Such ignorance helps to explain why a study last November in the journal Heart found that in England and Wales, women are twice as likely to die in the 30 days after a heart attack than men.
Leeds University researchers said women were less likely to receive treatments such as drugs and surgery in time to save them. Indeed, many were told there was nothing wrong and sent home.
Professor Vera Regitz-Zagrosek, the EU co-ordinator of European projects on gender medicine, says it appears that women’s heart attacks may be driven by different physical mechanisms, as oestrogen and testosterone act on the cardiovascular system in different ways. But the specific mechanisms driving women’s heart attacks often remain a mystery, she adds, because ‘there is a lack of research, a lack of research funding, a lack of animal models and a lack of researchers who understand these problems.’
Attempts to address such inequalities began in 1993, when U.S. president Bill Clinton signed a law requiring that government-funded studies should include enough women so a ‘valid analysis’ of any difference could be determined.
Changing, but not fast enough
But in 2015, Carolyn Mazure, director of Yale School of Medicine’s women’s health research centre, concluded in the journal BMC Women’s Health that progress over the past two decades had been ‘painfully slow’.
At least the dangers of sodium valproate are now being taken seriously.
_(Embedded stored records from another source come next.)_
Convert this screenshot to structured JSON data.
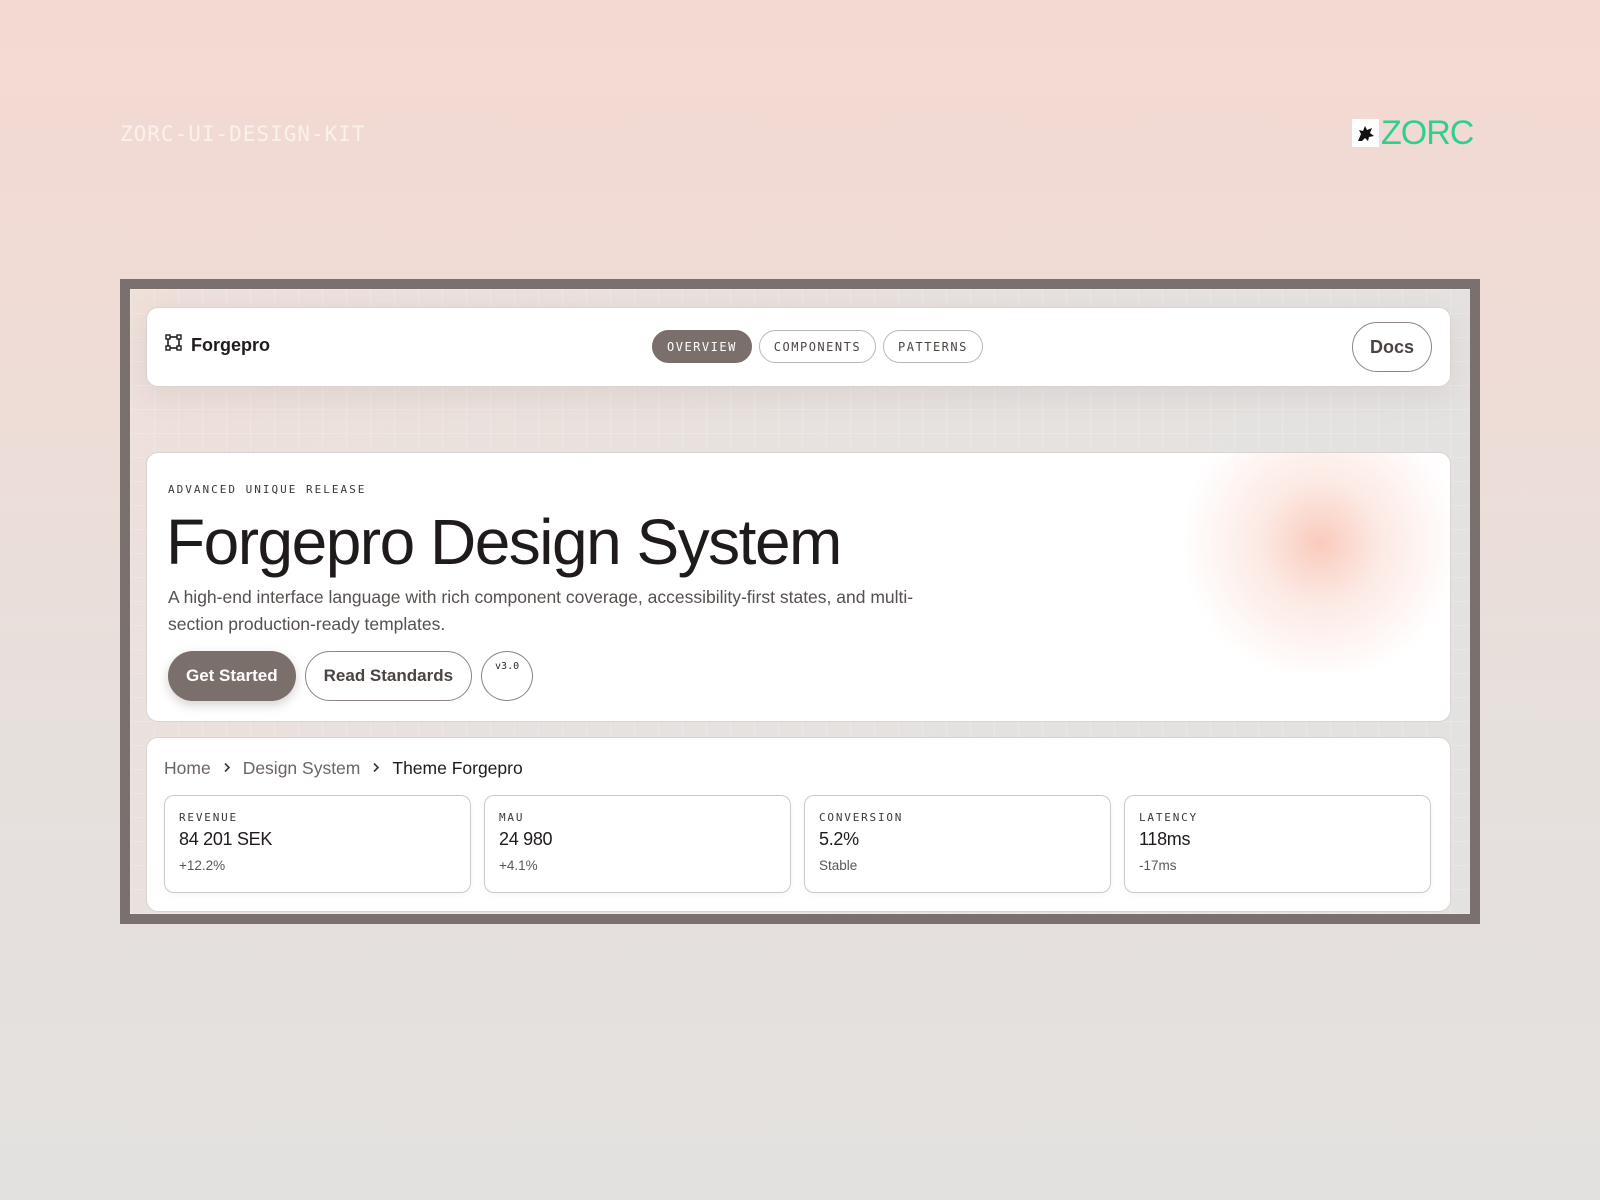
{
  "page": {
    "kit_label": "ZORC-UI-DESIGN-KIT",
    "brand": {
      "name": "ZORC",
      "icon": "wolf-logo-icon",
      "color": "#2fcf91"
    }
  },
  "navbar": {
    "brand_icon": "frame-nodes-icon",
    "brand_name": "Forgepro",
    "tabs": [
      {
        "label": "OVERVIEW",
        "active": true
      },
      {
        "label": "COMPONENTS",
        "active": false
      },
      {
        "label": "PATTERNS",
        "active": false
      }
    ],
    "docs_label": "Docs"
  },
  "hero": {
    "eyebrow": "ADVANCED UNIQUE RELEASE",
    "title": "Forgepro Design System",
    "description": "A high-end interface language with rich component coverage, accessibility-first states, and multi-section production-ready templates.",
    "primary_label": "Get Started",
    "secondary_label": "Read Standards",
    "version": "v3.0"
  },
  "breadcrumb": {
    "items": [
      "Home",
      "Design System",
      "Theme Forgepro"
    ],
    "separator_icon": "chevron-right-icon"
  },
  "metrics": [
    {
      "label": "REVENUE",
      "value": "84 201 SEK",
      "delta": "+12.2%"
    },
    {
      "label": "MAU",
      "value": "24 980",
      "delta": "+4.1%"
    },
    {
      "label": "CONVERSION",
      "value": "5.2%",
      "delta": "Stable"
    },
    {
      "label": "LATENCY",
      "value": "118ms",
      "delta": "-17ms"
    }
  ],
  "colors": {
    "accent": "#7a6f6b",
    "frame": "#7a716e",
    "glow": "#f9c8b9"
  }
}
In the UK, then health secretary Jeremy Hunt commissioned Baroness Julia Cumberlege, a former health minister, to examine why growing evidence of its serious pregnancy risk was not communicated to patients.
This month, UK regulator the Medicines and Healthcare Products Regulatory Agency (MHRA) issued tightened ‘pragmatic’ guidelines for medical practitioners, banning the use of sodium valproate for women of childbearing age unless there is no alternative, in which case the women must be put on a strict contraceptive programme.
Such guidance is welcome but may be hard for practitioners to fulfil, says Louise Howard, professor in Women’s Mental Health at King’s College London. ‘After all,’ she points out, ‘about half of pregnancies in such a patient population are unplanned.’
Meanwhile, we face a potentially toxic legacy of other drugs that may harbour hidden harms for women or their unborn children because in clinical safety trials they were tested only on men, male laboratory animals or tissue samples from males. Professor Howard says tackling this is a very difficult task, for the damage may be hidden in patients’ notes spread around the country like gigantic dot-to-dot puzzles that have never been joined up.
‘We need investment in research to establish the big picture,’ she says. ‘There is increased interest in thinking about this but not much research in the UK. And, sadly, the information available is not well collated.’
As well as trying to unpick past mistakes, Professor Howard wants an end to the practice of concentrating on male bodies and brains in clinical studies.
‘For the good of women,’ she told Good Health, ‘we need research funders to ensure studies and data are gender-sensitive.’
Susan, meanwhile, tries to remain philosophical about her difficulties. ‘My children will always struggle and I will always carry the guilt,’ she says.
‘I just wish I’d been warned.’